Earlier this week a team of archaeologists led by Hans-Peter Uerpmann published this paper in the journal Science, in which they describe their finding of stone tools in the Arabian peninsula dating to about 125,000 years ago. That’s 50,000 years before modern humans were thought to have left Africa, and a significant finding for anyone interested in what it means to be a human.
This article at Fox News describing the new paper does a very nice job of telling a tight story about ancient human movements, and there is quite a bit positive to be said for it. It describes clearly the method used to find the age of the tools. It describes the possible historical geographic routes out of Africa. And it limits its scope to the Arabian peninsula rather than speculating about human dispersal more widely, which would be tempting to do.
But in trying to tell such a tight story the article may do some disservice to the science itself. For one thing it is very credulous about the paper, not mentioning that only tools (no fossil bones) were found, and that it is not certain that the toolmakers are ancestral to modern humans.

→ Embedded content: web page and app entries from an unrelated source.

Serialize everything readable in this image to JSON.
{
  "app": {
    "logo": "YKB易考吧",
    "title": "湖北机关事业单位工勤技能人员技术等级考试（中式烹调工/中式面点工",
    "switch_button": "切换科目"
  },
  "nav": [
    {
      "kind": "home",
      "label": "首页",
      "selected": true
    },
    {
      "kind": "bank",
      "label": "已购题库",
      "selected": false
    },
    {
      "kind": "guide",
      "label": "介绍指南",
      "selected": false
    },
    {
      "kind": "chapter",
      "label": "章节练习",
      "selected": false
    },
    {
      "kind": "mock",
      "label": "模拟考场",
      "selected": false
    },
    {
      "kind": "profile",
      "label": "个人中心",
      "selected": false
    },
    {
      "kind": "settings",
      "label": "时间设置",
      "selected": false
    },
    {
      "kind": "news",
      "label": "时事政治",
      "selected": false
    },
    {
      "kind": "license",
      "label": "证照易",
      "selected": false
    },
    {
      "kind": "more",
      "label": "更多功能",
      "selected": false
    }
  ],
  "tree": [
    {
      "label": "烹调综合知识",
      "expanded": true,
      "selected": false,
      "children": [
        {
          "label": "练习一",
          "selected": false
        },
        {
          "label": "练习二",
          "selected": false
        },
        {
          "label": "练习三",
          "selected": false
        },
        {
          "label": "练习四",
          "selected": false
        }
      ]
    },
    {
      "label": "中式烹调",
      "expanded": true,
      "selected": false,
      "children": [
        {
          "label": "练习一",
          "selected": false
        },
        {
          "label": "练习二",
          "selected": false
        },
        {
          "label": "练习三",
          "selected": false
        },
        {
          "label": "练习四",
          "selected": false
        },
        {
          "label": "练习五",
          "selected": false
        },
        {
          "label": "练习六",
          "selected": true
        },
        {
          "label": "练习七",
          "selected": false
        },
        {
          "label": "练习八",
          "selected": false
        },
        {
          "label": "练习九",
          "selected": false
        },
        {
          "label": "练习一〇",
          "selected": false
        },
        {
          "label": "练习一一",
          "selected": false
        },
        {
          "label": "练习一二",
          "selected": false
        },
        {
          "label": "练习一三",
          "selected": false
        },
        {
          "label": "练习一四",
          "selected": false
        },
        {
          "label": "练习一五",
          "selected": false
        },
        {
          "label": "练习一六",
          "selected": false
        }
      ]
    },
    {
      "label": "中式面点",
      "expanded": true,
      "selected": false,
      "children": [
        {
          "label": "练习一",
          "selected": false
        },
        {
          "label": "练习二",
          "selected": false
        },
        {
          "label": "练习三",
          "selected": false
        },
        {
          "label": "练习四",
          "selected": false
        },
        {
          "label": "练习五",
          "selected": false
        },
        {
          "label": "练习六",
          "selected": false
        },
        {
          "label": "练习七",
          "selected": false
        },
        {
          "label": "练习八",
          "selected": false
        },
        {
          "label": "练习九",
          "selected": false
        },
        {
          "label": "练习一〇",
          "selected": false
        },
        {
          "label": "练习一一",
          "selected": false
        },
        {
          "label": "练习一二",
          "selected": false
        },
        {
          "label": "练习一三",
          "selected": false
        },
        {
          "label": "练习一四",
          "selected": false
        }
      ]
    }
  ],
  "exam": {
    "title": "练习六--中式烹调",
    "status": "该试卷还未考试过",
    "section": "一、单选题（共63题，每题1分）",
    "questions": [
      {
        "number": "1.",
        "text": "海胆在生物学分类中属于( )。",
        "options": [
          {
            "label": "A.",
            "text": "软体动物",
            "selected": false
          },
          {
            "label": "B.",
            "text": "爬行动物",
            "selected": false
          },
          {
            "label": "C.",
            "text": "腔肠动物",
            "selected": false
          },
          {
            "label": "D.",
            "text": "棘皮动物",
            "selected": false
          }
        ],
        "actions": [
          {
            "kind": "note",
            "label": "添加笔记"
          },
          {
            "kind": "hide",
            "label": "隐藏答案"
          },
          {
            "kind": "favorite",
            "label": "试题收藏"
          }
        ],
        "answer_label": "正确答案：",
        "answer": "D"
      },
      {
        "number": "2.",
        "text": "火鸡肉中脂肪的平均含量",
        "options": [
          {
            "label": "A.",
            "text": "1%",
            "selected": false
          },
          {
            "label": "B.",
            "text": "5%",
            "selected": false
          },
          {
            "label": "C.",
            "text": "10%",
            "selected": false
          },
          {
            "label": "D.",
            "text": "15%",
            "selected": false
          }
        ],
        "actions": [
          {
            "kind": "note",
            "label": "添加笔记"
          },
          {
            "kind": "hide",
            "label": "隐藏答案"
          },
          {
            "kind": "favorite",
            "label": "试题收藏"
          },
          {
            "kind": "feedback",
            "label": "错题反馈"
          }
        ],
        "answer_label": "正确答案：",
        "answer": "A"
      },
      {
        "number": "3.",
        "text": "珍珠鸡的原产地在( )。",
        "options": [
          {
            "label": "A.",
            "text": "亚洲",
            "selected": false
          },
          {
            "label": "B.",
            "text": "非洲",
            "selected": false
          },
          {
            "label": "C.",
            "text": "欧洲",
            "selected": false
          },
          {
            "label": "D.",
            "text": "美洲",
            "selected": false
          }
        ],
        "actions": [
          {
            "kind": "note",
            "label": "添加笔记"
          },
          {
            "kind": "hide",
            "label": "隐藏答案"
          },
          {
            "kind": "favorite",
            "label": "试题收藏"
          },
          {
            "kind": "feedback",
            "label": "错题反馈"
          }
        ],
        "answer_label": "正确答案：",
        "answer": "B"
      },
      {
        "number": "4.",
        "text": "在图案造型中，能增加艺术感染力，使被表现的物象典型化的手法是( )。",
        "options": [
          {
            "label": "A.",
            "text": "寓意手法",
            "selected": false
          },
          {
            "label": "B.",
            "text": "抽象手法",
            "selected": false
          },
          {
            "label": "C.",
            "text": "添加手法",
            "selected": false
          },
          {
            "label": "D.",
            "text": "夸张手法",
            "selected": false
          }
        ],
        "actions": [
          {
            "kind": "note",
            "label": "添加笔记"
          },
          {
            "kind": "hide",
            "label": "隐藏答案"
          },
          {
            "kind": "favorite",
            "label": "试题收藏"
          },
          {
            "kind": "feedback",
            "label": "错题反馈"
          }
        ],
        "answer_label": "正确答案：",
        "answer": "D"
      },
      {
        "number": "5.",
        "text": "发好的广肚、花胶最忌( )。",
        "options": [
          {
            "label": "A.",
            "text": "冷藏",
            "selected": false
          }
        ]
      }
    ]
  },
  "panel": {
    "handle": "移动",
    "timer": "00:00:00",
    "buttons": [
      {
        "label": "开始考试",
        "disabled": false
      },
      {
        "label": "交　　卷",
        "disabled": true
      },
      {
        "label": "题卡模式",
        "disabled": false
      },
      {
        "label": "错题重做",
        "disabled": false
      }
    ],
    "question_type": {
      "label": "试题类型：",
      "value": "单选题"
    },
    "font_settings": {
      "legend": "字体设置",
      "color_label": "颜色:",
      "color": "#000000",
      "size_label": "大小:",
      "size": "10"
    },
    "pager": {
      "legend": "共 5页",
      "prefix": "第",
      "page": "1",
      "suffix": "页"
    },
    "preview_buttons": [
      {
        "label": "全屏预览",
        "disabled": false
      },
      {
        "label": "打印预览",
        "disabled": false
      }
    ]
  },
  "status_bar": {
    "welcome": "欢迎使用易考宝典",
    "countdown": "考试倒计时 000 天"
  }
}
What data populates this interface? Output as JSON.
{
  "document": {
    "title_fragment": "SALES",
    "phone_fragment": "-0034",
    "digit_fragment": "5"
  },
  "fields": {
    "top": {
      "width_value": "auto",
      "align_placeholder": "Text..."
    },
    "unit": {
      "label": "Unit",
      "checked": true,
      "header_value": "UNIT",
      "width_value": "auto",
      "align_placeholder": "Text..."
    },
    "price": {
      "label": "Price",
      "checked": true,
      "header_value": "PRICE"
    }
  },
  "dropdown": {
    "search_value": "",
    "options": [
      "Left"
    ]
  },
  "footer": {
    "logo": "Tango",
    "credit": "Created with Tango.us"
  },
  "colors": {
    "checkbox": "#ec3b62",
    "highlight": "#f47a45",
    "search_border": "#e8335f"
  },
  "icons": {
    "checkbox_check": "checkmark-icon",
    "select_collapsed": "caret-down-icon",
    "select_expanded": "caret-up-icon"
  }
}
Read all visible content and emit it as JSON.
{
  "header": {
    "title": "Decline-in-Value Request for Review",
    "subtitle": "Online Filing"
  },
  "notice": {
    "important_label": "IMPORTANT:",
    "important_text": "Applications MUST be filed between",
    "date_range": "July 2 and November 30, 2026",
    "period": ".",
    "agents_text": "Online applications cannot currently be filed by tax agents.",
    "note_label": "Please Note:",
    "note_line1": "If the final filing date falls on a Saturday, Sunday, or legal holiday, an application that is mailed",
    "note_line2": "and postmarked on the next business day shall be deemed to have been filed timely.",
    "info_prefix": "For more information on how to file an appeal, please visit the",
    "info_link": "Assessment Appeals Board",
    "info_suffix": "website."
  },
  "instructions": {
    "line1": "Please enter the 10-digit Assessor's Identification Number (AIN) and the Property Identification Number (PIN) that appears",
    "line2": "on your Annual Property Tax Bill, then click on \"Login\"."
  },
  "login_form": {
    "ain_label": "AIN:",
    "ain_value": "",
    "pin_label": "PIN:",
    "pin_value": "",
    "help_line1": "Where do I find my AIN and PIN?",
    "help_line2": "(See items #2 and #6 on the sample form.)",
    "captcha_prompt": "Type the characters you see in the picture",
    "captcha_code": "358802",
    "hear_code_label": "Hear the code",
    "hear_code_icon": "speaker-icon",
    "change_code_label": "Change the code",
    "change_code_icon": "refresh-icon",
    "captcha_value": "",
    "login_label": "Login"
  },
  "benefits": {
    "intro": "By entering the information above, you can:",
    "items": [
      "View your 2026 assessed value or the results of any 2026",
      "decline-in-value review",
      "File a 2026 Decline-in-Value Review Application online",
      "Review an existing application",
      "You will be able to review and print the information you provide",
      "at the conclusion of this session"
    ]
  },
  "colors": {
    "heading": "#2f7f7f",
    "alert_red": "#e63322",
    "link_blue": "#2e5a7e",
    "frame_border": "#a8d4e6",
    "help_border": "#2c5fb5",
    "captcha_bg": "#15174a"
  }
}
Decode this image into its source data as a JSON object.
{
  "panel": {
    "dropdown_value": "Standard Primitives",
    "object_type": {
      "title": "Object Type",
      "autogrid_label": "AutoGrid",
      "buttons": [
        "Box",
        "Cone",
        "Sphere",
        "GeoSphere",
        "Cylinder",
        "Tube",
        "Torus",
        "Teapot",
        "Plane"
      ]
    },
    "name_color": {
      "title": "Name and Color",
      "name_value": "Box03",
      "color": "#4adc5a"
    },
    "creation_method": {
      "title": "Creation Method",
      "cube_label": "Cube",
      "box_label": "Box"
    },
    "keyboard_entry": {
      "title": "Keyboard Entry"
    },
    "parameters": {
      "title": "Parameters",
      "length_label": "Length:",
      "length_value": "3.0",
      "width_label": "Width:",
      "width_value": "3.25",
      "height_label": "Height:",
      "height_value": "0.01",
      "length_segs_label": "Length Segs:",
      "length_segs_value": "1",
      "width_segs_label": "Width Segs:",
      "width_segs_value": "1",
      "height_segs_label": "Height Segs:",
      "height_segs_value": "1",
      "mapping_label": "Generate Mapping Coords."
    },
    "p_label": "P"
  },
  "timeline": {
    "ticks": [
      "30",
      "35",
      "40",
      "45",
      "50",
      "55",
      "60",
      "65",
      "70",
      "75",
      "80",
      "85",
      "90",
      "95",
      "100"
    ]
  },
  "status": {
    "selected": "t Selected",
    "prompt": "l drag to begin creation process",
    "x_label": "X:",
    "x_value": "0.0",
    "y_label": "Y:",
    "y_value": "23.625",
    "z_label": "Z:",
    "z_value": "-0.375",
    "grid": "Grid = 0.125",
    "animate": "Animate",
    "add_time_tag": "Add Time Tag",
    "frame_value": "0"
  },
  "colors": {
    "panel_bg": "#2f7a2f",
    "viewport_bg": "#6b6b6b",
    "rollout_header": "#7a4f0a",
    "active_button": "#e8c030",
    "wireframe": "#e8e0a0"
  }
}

They also take a very “new evidence replaces all old evidence” approach. But the “old evidence” is largely genetic and not necessarily in direct conflict. The Fox story omits any description of the genetic evidence, yielding a tight, unambiguous (if incorrect) story. But I’m not sure if omitting it is better or worse than the BBC coverage of the paper, which does a nice job of explaining the genetic evidence itself but then allows the papers’ authors to dismiss the evidence outright with a wave of their hand.
But perhaps most frustrating for me is something common to all coverage of this paper and nearly all papers about early human movements, which is the implicit idea of how we left Africa. “Migration.” We seem to think of humans leaving Africa as some kind of wagon caravan to the Old West, or perhaps a mass exploration, or a conquest of new land, or even worse as if ancestral Africa was some kind of hard-walled prison from which ancient modern humans were trying to escape. We fail to appreciate that ancient humans were just like every other living organism: wherever they could reach and survive, they would exist. And even if it is less romantic a notion, to me it is far more interesting.